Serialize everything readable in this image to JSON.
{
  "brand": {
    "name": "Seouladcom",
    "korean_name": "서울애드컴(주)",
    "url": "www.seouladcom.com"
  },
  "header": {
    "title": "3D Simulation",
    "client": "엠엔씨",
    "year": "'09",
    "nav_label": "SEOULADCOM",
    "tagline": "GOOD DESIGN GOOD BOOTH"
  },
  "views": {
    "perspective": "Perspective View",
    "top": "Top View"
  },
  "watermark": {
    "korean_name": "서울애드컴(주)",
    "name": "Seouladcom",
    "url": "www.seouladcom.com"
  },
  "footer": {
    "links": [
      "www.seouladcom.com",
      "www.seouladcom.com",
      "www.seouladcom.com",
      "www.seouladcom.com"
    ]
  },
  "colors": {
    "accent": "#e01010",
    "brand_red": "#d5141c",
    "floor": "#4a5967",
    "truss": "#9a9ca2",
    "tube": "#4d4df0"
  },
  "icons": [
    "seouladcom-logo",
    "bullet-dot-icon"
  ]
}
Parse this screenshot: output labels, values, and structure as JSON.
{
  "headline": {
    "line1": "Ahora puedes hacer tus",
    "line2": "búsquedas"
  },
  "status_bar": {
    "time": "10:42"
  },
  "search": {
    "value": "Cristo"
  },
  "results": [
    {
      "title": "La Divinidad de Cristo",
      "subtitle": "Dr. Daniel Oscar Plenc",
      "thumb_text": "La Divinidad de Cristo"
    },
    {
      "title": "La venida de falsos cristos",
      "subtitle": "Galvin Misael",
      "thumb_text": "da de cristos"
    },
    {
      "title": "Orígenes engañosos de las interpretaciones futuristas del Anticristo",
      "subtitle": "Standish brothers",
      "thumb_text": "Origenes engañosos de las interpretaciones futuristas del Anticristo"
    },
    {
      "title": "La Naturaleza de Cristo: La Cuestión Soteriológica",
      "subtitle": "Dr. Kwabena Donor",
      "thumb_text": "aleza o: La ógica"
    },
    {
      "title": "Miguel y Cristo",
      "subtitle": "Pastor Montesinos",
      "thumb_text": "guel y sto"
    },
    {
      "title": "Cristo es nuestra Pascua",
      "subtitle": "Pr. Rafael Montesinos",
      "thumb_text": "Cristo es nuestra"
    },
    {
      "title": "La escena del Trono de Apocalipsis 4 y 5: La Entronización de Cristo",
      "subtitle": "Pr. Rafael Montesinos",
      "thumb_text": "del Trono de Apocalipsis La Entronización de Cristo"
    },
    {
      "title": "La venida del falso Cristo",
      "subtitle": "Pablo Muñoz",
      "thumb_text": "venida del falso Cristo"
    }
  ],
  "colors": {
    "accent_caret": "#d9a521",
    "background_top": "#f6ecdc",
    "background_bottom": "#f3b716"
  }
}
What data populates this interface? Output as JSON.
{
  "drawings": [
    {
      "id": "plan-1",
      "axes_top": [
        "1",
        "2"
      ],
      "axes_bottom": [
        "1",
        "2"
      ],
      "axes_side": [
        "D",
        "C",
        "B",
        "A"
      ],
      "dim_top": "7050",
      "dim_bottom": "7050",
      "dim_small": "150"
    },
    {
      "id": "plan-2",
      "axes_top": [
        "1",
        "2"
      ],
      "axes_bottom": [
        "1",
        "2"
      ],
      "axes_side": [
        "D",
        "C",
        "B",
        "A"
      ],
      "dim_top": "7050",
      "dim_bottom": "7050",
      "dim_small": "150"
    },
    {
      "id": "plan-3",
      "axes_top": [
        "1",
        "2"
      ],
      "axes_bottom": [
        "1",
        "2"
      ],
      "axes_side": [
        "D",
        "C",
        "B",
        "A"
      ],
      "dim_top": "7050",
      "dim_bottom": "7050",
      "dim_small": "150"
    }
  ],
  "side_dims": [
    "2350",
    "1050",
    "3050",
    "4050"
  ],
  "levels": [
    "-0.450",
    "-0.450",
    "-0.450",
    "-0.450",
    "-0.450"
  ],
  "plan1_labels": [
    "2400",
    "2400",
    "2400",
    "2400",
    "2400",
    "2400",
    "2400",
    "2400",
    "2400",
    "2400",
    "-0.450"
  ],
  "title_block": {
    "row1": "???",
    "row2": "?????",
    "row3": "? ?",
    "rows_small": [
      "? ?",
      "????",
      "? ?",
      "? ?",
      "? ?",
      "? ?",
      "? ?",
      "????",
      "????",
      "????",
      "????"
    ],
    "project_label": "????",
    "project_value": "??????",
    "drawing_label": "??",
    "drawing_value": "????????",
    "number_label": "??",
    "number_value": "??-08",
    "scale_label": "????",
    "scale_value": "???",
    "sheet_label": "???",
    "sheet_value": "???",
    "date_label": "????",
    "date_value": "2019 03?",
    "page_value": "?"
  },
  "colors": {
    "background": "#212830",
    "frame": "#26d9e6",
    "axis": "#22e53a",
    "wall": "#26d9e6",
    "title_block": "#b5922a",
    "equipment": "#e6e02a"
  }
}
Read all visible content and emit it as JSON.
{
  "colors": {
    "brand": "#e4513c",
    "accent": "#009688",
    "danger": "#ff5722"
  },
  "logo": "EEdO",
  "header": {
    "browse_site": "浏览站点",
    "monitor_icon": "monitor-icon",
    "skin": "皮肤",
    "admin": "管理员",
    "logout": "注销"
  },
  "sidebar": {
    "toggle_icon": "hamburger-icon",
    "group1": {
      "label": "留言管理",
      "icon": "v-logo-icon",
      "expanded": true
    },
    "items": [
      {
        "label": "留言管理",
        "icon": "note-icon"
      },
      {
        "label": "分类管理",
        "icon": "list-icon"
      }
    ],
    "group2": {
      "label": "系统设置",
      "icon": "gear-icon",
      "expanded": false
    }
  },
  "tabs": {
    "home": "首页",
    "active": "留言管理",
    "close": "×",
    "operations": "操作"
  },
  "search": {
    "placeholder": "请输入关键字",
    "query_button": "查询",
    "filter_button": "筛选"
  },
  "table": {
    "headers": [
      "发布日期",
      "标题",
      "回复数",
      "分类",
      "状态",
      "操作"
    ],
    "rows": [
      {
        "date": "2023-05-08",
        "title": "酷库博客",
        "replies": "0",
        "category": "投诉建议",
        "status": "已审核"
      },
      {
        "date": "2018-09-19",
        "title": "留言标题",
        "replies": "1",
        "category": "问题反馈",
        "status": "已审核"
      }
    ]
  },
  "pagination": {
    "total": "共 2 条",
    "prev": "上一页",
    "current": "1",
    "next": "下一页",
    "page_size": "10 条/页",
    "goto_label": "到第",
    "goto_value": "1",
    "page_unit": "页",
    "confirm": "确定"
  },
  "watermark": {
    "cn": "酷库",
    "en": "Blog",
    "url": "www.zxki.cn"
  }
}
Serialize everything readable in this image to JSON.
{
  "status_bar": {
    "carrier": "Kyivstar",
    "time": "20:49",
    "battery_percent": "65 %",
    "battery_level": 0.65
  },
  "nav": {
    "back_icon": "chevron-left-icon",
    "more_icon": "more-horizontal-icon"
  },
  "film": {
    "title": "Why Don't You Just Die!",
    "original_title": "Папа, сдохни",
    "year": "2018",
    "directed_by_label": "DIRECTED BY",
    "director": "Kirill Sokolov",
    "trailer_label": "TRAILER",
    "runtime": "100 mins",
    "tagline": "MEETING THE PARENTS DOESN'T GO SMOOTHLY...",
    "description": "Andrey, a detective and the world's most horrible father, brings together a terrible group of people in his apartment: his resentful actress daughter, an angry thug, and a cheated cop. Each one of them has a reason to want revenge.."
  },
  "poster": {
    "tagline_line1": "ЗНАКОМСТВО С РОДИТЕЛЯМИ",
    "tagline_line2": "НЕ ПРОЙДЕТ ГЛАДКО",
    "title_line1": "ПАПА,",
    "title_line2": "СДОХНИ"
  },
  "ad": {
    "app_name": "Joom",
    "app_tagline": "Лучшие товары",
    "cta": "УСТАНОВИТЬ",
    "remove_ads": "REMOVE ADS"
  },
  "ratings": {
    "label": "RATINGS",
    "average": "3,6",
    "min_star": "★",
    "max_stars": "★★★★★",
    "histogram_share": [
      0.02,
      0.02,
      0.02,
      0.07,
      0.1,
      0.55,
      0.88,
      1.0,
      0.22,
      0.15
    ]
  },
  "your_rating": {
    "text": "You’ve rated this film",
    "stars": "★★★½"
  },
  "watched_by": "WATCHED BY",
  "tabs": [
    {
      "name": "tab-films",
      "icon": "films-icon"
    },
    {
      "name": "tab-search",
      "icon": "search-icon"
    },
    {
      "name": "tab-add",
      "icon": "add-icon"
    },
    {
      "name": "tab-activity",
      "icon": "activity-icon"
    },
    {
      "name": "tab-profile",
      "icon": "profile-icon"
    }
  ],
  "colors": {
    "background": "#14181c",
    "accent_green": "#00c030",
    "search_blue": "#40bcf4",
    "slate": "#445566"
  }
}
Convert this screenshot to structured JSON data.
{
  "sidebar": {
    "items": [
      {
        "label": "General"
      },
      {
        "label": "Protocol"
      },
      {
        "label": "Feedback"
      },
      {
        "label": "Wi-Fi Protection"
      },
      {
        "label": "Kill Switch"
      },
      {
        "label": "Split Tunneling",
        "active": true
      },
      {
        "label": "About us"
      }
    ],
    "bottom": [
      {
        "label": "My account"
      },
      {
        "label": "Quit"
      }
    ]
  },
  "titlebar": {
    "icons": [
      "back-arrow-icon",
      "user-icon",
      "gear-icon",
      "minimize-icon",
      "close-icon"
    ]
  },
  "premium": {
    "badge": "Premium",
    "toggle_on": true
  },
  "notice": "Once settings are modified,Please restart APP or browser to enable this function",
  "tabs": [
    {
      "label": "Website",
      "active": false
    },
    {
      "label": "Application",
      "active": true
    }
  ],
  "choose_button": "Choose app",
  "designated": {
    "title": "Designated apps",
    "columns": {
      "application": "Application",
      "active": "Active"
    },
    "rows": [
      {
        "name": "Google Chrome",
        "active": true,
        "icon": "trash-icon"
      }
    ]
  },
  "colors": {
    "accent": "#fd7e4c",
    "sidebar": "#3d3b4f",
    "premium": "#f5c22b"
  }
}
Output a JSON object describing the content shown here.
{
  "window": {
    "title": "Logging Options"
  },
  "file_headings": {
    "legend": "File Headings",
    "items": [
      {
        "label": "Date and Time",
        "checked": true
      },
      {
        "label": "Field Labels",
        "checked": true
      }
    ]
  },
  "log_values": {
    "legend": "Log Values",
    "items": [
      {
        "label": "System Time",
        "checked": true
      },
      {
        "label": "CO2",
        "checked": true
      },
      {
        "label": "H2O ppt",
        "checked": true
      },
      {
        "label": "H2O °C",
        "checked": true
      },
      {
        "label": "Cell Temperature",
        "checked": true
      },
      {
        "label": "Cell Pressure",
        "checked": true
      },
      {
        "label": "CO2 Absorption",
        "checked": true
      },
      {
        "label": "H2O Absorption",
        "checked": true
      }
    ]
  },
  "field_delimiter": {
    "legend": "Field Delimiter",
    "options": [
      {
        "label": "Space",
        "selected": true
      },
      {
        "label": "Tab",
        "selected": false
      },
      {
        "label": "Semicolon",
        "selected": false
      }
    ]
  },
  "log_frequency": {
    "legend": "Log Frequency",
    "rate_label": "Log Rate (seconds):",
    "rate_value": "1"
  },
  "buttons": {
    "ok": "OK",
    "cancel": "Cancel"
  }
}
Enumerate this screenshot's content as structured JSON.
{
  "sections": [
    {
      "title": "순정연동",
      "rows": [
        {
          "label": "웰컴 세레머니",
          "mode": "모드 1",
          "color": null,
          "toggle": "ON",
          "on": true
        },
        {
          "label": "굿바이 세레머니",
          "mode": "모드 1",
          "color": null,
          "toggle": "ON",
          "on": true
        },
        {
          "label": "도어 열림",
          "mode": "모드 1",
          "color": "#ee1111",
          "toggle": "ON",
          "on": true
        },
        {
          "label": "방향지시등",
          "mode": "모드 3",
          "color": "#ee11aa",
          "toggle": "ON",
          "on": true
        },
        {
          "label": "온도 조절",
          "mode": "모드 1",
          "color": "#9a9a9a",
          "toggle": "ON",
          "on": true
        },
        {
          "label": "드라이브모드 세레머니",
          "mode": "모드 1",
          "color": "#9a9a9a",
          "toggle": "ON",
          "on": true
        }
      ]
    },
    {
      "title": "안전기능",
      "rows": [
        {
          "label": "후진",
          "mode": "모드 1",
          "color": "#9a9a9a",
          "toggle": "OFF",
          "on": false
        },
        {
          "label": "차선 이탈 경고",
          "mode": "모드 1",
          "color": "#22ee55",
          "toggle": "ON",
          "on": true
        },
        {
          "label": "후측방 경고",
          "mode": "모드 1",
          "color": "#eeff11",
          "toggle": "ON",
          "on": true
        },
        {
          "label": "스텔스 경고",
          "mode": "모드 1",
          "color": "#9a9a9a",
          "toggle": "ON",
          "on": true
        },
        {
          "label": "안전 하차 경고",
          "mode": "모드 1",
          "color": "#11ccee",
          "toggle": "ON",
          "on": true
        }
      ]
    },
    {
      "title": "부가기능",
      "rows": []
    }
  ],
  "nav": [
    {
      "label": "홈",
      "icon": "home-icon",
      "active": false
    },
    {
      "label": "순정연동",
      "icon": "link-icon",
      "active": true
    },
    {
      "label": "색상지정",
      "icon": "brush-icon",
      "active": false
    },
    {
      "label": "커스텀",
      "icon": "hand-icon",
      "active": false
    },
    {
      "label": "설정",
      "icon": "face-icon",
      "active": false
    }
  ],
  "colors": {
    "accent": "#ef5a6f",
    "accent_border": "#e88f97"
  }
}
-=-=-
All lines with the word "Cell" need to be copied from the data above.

# [Completed task]
        "label": "Cell Temperature",
        "label": "Cell Pressure",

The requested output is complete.